By MPP Toby Barrett
Since COVID-19 emerged, I have received hundreds of calls and e-mails about long-term care homes and have been passing these concerns to Ontario’s Long-Term Care Minister Marilee Fullerton, Minister of Health Christine Elliott, and Seniors’ Minister Raymond Cho.
This pandemic has hit long-term care homes across Ontario, and across the world, hard. Every region and every ownership type and model have been impacted.
Our government’s top priority is Ontarians’ health and well-being, especially our most vulnerable. We have invested $1.38 billion to ensure our long-term care homes and health care partners have what they need.
Addressing urgent staff shortages
With our health care partners, we have addressed staff shortages in long-term care by enabling staff deployment and the use of infection prevention and control teams.
We immediately deployed rapid-response health care professionals, opened a portal to match workers with vacant positions, launched a Personal Support Worker Return of Service program, and provided long-term care homes with interim staffing.
Addressing systemic staffing challenges
Facing staffing challenges caused by decades of neglect and underfunding, we have launched one of the largest recruitment and training drives in history to deliver on our commitment to provide an average of four hours of daily direct care for residents.
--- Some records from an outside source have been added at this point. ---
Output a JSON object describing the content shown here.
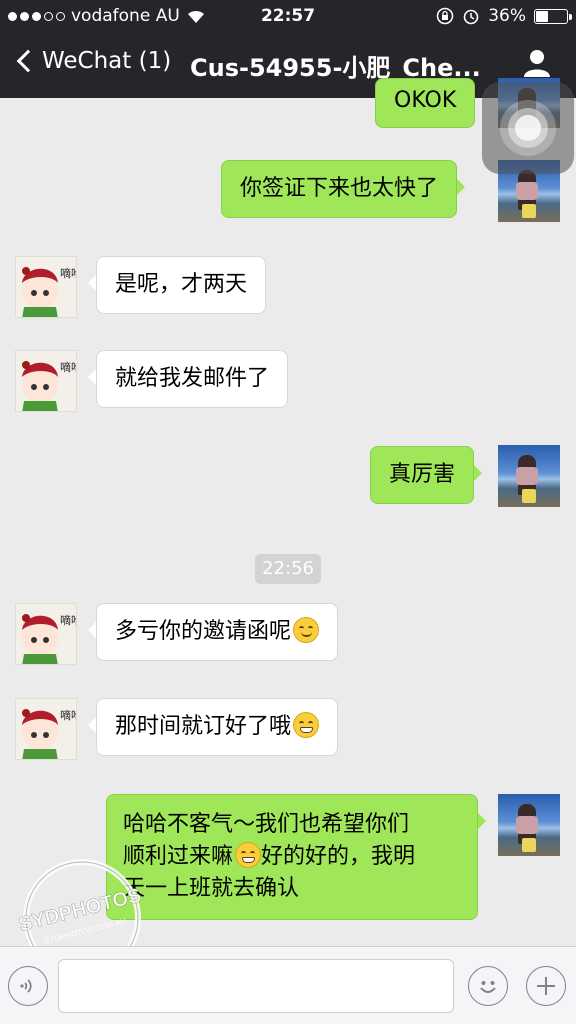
{
  "status_bar": {
    "carrier": "vodafone AU",
    "time": "22:57",
    "battery": "36%",
    "battery_level": 0.36
  },
  "nav": {
    "back_label": "WeChat (1)",
    "title": "Cus-54955-小肥_Che..."
  },
  "messages": [
    {
      "side": "right",
      "text": "OKOK"
    },
    {
      "side": "right",
      "text": "你签证下来也太快了"
    },
    {
      "side": "left",
      "text": "是呢，才两天"
    },
    {
      "side": "left",
      "text": "就给我发邮件了"
    },
    {
      "side": "right",
      "text": "真厉害"
    },
    {
      "side": "left",
      "text": "多亏你的邀请函呢",
      "emoji": "smile-emoji"
    },
    {
      "side": "left",
      "text": "那时间就订好了哦",
      "emoji": "grin-emoji"
    },
    {
      "side": "right",
      "text_line1": "哈哈不客气～我们也希望你们",
      "text_line2a": "顺利过来嘛",
      "text_line2b": "好的好的，我明",
      "text_line3": "天一上班就去确认",
      "emoji": "grin-emoji"
    }
  ],
  "timestamp": "22:56",
  "friend_avatar_text": "嘀哈呀?",
  "watermark": {
    "main": "SYDPHOTOS",
    "sub": "SYDPHOTOS.COM.AU"
  },
  "input_bar": {
    "placeholder": ""
  }
}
This will make Ontario the Canadian leader in creating a better environment for residents and staff.
To implement our staffing plan, we are making additional annual investments, up to $1.9 billion invested annually by 2024-25 to create more than 27,000 new long-term care positions for personal support workers, registered nurses, and registered practical nurses.
Protecting staff, residents, and caregivers
To ensure a steady stream of personal protective equipment (PPE), Ontario launched the PPE Supply Program to provide long-term care homes with eight weeks worth of N95 respirators. We also invested $30 million to allow long-term care homes to hire more infection prevention and control staffing, including $20 million for additional personnel, and $10 million for staff training.
Most recently, $1.434 million was invested in the riding’s long-term care homes to support further prevention and containment efforts.
Enhanced testing requirements during the second wave
There was $398 million recently announced for long-term care homes to reduce the risk of the virus entering from the community. This will help homes adhere to enhanced staff and visitor testing requirements, and to support costs associated with screening, staffing, supplies, and measures necessary to prevent and contain outbreaks.
Ontario’s vaccination plan is underway
Phase One of Ontario’s vaccine implementation plan continues by ensuring that all long-term care home residents, health care workers, and essential caregivers are vaccinated. Vaccination has started in Haldimand-Norfolk, and the process moves as fast as vaccine availability, which is a federal government responsibility.
Ontario’s inspection process is the most rigorous in Canada
As recommended by Ontario’s Auditor General, the Ministry of Long-Term Care uses a risk-based inspection program. This allows us to respond to urgent concerns and to clear inspection backlogs. This framework ensures every home is inspected at least once annually and homes with complaints, critical incidents, or a history of non-compliance and other risk factors are subject to extended inspections.
Inspectors have been essential to monitoring and tracking conditions at our 626 homes. They have been in regular contact to ensure they are getting what’s required related to staff capacity, outbreak status, supply of PPE, and other critical needs.
There is a growing body of data and research showing that the driving factor of the most significant outbreaks was the age of the home. Older homes had more ward beds, which made it more difficult to cohort positive and negative residents and contain the spread of COVID-19. This is why our government committed $1.75 billion over five years in a comprehensive effort to upgrade old beds to modern standards and build new beds.
We have now seen a year of very tough times. I want to thank all frontline health care workers at long-term care homes and their hospital partners for working around the clock to help stop the spread of the virus.
Toby Barrett is the MPP for Haldimand-Norfolk